Anonymous letters are generally not published. Editors will
call to confirm that you wrote the letter.
Be thoughtful in your response. Even when you disagree
with what you are responding to, keep your anger in check
and remember the importance of writing a powerful and intelligent
letter. NEVER send a letter written in anger immediately after
Don't get discouraged if your letter is not printed.
Editors receive countless letters. Try again with another
angle to the problem or look for another story to respond
with your Elected Officials (Federal or State):
with your elected official is THE most effective way of influencing
his/her thinking. Here are some suggestions for meeting with
your elected officials:
Make an appointment. Call your Congressperson, Representative
or Senator's office and explain that you are a constituent
of the official and would like to talk to him about medical
marijuana. Be polite but persistent in your request for a
meeting. If the member is not available, schedule an appointment
with his/her Legislative Assistant.
Plan your visit carefully and be prepared. Be clear
about what you want to achieve by writing down three points
that you want to get across. Stick to the bigger issues of
the inhumanity of incarcerating sick people for using an effective,
safe medicine. Refer to specific Florida patients who have
suffered due to the prohibition of medical marijuana.
The 4 P's: Polite, Professional, Prompt and Patient:
Dress neatly in business attire and arrive five minutes before
your meeting is scheduled. Be prepared to wait; Congresspersons
are commonly late, and your meeting may be interrupted or
even canceled, depending on their schedule. If this happens,
ask to continue or reschedule your meeting with a member's
If possible, take two or three constituents, preferably
patients, of the official with you. Designate one spokesperson
for the group. The others should introduce themselves and
briefly explain how medical marijuana availability affects
them. Thank the legislator at the end of the meeting.
Be prepared to answer questions. If you don't know
the answer, admit that you don't and promise to find out and
report back. You will destroy your credibility if you lie
or make up answers. Make a note of the question and contact
us to get an answer. (954-763-1799) Ask for a commitment.
Ask the legislator to support the removal of criminal sanctions
for people to use marijuana as medicine. If he declines to
commit to this position, ask why. Listen carefully to learn
his/her motivations for not supporting your position. Offer
to provide him/her with more information about medical marijuana.
Be realistic. Do not expect a positive response from
the legislator. Remember, your role is to educate him/her
and it may take many visits and letters for him/her to be
able to see the problem from your perspective.
Write a thank-you for the meeting.

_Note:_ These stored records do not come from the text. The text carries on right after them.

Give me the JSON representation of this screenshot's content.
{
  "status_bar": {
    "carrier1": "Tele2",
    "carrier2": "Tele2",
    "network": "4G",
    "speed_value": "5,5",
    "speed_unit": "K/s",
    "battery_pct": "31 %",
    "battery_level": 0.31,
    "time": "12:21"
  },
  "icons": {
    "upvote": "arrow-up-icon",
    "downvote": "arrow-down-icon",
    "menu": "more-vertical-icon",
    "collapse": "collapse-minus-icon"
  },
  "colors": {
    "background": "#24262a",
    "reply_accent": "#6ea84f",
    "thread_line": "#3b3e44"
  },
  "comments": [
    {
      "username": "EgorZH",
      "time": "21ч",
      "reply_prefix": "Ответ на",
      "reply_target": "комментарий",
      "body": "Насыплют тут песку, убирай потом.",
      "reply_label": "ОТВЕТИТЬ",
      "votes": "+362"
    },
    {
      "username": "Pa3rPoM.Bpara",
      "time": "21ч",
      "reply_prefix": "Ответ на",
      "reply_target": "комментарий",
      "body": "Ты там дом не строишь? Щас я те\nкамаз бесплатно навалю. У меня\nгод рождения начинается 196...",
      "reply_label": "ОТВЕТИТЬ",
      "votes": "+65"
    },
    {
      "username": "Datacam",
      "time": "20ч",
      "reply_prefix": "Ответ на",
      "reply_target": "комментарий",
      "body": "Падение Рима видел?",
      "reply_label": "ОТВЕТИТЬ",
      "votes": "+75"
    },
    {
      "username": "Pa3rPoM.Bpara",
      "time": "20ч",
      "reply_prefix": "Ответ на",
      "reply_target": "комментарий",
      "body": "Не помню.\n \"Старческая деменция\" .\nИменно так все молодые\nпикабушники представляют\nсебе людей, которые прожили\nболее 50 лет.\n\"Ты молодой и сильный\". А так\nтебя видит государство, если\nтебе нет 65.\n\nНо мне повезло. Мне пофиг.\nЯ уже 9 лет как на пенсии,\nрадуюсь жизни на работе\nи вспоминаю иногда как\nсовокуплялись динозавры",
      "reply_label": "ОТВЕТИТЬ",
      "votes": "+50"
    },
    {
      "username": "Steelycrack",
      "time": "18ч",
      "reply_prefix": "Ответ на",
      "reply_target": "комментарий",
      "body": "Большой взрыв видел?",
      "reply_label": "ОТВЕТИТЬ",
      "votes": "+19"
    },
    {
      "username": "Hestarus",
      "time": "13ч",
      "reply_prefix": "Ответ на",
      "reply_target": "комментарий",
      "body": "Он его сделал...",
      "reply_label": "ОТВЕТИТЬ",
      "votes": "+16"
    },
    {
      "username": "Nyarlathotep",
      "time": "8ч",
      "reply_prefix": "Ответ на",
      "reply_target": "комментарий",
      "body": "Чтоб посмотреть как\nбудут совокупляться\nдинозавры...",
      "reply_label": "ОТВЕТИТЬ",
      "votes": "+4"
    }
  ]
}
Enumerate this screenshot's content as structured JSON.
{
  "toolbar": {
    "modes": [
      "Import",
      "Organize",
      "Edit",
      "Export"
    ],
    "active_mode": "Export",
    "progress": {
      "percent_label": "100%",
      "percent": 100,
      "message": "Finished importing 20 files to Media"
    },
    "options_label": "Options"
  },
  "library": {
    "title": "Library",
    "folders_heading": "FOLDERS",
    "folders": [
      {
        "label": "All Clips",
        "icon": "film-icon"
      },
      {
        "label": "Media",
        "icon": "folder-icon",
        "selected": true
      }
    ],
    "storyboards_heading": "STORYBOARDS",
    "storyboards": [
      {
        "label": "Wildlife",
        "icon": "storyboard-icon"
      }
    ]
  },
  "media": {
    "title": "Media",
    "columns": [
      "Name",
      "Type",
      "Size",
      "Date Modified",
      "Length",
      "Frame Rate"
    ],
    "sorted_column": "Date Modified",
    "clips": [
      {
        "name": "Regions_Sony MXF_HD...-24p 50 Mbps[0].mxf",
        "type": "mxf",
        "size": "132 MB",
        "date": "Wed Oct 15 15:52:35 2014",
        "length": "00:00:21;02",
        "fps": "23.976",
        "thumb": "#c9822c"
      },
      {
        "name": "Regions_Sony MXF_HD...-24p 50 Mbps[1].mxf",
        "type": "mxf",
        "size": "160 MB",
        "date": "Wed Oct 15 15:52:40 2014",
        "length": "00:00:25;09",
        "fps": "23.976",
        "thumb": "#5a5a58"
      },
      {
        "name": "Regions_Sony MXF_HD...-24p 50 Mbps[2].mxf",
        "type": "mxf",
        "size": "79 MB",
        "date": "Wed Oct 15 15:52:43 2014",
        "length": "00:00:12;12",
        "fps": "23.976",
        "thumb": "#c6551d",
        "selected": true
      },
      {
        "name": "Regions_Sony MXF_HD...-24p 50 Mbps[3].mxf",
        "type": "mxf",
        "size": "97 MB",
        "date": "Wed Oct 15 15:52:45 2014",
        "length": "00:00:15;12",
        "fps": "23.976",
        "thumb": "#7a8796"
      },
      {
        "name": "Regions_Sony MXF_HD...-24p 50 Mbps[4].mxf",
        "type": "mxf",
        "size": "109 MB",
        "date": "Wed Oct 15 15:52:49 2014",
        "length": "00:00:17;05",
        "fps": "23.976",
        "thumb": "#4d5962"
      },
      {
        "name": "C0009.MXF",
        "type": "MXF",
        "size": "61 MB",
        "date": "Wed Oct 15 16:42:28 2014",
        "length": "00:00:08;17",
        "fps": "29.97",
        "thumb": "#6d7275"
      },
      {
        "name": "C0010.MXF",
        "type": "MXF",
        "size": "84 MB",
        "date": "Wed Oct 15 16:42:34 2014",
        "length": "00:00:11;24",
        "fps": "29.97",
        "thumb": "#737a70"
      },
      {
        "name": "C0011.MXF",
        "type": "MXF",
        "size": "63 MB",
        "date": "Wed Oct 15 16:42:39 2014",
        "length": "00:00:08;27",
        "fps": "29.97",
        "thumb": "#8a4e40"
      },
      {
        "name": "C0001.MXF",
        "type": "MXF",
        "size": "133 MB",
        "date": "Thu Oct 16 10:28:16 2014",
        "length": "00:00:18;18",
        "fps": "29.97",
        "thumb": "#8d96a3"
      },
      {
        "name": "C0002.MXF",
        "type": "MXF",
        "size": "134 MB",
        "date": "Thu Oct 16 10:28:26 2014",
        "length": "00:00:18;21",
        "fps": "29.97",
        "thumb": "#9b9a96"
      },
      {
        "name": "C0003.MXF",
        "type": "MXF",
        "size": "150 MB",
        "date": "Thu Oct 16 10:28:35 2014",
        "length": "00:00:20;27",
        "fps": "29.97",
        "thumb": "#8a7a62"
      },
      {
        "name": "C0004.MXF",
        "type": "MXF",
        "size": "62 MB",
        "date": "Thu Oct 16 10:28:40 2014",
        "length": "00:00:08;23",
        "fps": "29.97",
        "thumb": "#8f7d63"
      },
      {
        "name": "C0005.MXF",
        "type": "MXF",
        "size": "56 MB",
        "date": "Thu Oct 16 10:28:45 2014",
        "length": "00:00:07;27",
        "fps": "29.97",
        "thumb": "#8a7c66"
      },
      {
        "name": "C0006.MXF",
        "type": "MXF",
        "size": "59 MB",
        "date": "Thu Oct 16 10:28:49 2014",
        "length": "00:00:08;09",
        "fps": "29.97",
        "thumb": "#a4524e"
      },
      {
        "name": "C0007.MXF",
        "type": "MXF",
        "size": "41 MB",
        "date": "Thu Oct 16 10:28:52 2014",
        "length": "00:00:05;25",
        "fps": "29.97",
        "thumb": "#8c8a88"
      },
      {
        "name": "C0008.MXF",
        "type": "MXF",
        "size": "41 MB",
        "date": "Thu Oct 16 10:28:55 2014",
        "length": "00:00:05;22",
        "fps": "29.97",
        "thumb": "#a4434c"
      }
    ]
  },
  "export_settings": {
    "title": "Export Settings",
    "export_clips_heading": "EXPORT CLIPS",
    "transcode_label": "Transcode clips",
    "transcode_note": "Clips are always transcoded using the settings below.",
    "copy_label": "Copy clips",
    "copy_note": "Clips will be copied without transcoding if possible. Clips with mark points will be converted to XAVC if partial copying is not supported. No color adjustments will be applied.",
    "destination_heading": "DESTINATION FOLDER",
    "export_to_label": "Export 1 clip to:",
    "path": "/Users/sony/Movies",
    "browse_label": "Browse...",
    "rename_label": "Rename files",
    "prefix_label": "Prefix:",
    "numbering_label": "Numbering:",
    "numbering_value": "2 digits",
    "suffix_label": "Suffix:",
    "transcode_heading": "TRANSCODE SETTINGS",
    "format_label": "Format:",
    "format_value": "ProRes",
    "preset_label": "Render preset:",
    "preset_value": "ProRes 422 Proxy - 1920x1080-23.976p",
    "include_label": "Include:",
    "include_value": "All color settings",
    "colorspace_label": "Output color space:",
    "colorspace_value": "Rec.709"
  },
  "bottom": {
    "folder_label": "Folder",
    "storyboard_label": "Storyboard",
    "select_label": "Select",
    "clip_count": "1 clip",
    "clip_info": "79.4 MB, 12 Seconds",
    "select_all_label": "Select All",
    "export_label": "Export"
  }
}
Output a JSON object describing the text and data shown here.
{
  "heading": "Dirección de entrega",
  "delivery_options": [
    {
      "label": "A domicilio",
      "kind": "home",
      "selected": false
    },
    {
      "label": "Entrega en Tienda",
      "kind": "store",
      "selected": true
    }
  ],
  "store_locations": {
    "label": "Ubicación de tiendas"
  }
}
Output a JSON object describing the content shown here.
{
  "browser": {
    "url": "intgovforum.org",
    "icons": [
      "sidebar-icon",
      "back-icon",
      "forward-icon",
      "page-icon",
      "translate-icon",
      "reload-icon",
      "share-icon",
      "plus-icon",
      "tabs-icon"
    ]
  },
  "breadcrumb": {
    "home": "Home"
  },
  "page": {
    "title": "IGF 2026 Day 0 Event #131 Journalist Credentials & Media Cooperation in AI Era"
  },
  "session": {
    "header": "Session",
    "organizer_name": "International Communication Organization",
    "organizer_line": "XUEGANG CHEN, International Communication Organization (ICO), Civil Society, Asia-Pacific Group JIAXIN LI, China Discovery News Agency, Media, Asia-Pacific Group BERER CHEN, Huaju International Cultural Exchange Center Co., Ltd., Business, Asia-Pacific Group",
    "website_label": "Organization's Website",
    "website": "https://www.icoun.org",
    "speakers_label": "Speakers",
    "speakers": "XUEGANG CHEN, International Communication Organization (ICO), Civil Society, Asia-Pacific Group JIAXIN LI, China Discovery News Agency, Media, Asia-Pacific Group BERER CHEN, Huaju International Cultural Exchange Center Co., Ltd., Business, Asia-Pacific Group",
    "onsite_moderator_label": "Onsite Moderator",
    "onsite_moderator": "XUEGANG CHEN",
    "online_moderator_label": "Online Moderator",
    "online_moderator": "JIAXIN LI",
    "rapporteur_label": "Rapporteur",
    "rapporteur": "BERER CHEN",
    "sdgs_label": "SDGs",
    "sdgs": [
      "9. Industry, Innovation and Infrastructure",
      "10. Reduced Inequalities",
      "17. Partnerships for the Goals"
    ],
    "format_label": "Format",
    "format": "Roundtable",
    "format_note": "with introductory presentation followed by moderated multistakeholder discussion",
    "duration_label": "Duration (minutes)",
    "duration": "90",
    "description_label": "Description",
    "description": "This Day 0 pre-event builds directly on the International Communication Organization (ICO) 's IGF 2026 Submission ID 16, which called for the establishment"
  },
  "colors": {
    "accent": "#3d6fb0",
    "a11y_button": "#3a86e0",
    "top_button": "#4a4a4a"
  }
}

Be sure to outline the
points that you discussed. Enclose materials about the issue
and include answers to questions that were addressed. Refer
to your meeting in any future correspondence with the official.